Hillary Clinton’s technology team has built more than 50 software tools and products to date — a surprise even to the team’s leader, campaign CTO Stephanie Hannon, who for the past 17 months has led the team of nearly 70 Brookyn-based engineers, product managers and designers.
“This has been one of the biggest surprises of this job — I could not have predicted how many different tools and products we would build and launch,” Hannon said during a live chat this morning on Product Hunt.
Hannon, a former Google product lead, is responsible for delivering the tools and technology to power the campaign, including fundraising, organizing (empowering field organizers and helping volunteers be efficient in canvassing and phone banking), voters (registering to vote, GOTV, voter protection), data analytics infrastructure, storytelling and rapid response, engagement and mobile apps. She also heads ops teams that are building an infrastructure to make development easy and fast and to keep everything up and running.
In some ways, her operation sounds like a typical startup. “When new engineers start, I offer them a stack of empty boxes to build their own standing desk,” she said. “We have a Monday-morning scramble to keep our chairs from being grabbed when new people start.”
And like any startup, the Hillary tech team has suffered some growing pains.
One obstacle early on, Hannon said, was sniping within her group — technical one-upsmanship. For example, some Google engineers on the team hadn’t used GitHub before, and “they were made fun of for this by other team members. We also had bad experiences with team members shaming other team members for wanting to use certain technologies that they have experience with, like MongoDB. With such a diverse team, we’ve spent a lot of time working with the team to use inclusive language so that no team member feels less than the others for their background or the technology they work with.”
One questioner asked Hannon about “all the security issues Hillary has had with her emails,” adding, “Did you work on her home email server and help delete the emails she deleted?” Hannon did not respond to that question.
In response to a question from GeekWire, Hannon said that her teams’ development practices come from the world of private industry.

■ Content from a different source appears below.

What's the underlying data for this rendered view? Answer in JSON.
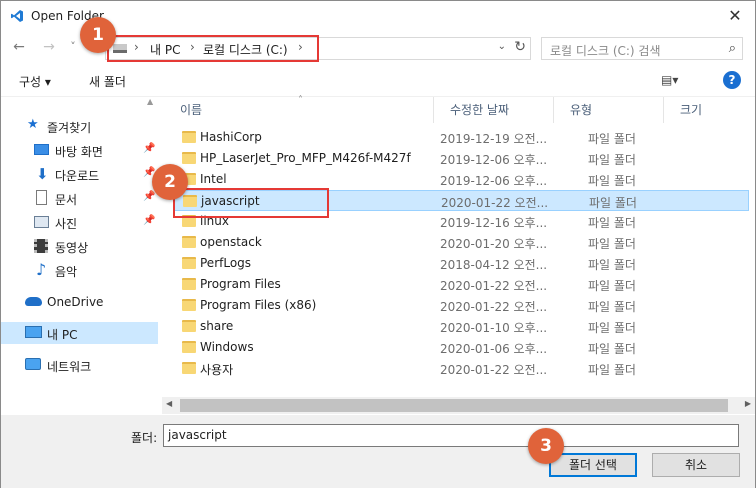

Her organization is broken down into “agile teams” that focus on different campaign areas, such as website, data infrastructure and mobile. The group runs “sprints” — that is, deploys staffers in weeks-long, highly focused gatherings to accomplish a given task — and uses Jira, a software-development tool preferred by those favoring the agile approach to software development. It also does “retros” — another agile practice involving a review of what went right and wrong during the development of a software product.
“Cross-team collaboration is accomplished by design reviews, regular show and tells and a very open Slack culture,” she added, referring to the popular group communication tool.
The campaign uses Travis CI, an open-source testing and deployment offering, to make sure its software is functioning properly. It staffs two internal ops teams focused on engineering productivity, to make sure developers can use configurable boilerplate to handle common production tasks. Programming languages in use include Python, Ruby, PHP and Node.
One product she’s proud of is an iOS app that lets Hillary supporters connect with each other, play knowledge-based games and learn about Hillary’s policy proposals. Stressing gaming in the app “helps people do the work” and lets users feel more comfortable than they might working a phone bank or knocking on doors, she said.
The campaign, of course, lacks anything like the infrastructure found at Google, Hannon said. “We didn’t inherit much from previous campaign cycles, and we are supremely cautious with spending our funds, so we’ve had to be creative about bootstrapping and building our infrastructure,” she said.
The team is just under 40 percent female and is diverse ethnically. It celebrate achievement by letting co-workers give goofy awards to each other — like a hat with a pear on it, a pun on the peer bonuses awarded at Google — and by honoring teams that work after-hours or produce a major project.
Hannon said she was approached about the possibility of taking the position by a number of the Obama 2012 Tech alums at ORDCamp (a two-day conference in the Midwest), in early 2015. She had never worked in politics before but “said yes because I thought it would be a massive challenge, a massive learning opportunity and a chance to have big impact by being a part of the team to put the first woman in the White House.”
Before stepping into the campaign, she was the product lead for Google Wave. She said she helped create hosted Gmail, which became Google Apps for Work and Education, and helped launch Google Maps in almost every country in Europe, the Middle East and Asia. She also worked on elections and disaster response and civic engagement at Google.
Hillary herself is not a big technology user, Hannon said, but she knows who the top tech companies are, what they do, and what challenges they face.
Winning the election Nov. 8 is Hannon’s primary goal, she said, but other things matter, too — like “like leaving a technology legacy for the Democratic party and helping this amazing team find their next things.”